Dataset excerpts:

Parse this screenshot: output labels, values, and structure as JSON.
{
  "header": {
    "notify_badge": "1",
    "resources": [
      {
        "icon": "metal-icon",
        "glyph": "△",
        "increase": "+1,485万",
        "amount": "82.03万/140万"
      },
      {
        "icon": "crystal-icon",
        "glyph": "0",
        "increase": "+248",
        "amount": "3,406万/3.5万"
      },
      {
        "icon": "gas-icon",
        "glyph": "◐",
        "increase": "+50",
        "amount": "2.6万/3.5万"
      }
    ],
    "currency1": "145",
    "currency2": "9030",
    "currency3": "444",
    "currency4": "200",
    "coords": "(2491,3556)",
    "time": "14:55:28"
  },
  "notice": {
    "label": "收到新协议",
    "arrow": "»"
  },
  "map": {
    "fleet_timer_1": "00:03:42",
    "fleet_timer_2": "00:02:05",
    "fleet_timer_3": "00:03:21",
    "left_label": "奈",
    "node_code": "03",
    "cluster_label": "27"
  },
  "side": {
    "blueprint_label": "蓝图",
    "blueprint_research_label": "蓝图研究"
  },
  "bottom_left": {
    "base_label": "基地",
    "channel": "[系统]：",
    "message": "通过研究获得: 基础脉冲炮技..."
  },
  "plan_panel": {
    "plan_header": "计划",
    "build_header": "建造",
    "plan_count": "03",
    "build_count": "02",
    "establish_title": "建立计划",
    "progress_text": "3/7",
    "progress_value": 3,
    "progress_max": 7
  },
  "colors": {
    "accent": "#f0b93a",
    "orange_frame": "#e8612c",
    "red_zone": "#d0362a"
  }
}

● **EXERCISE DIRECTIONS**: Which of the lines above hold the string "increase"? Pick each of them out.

● **SOLUTION TO THE PROBLEM**:
        "increase": "+1,485万",
        "increase": "+248",
        "increase": "+50",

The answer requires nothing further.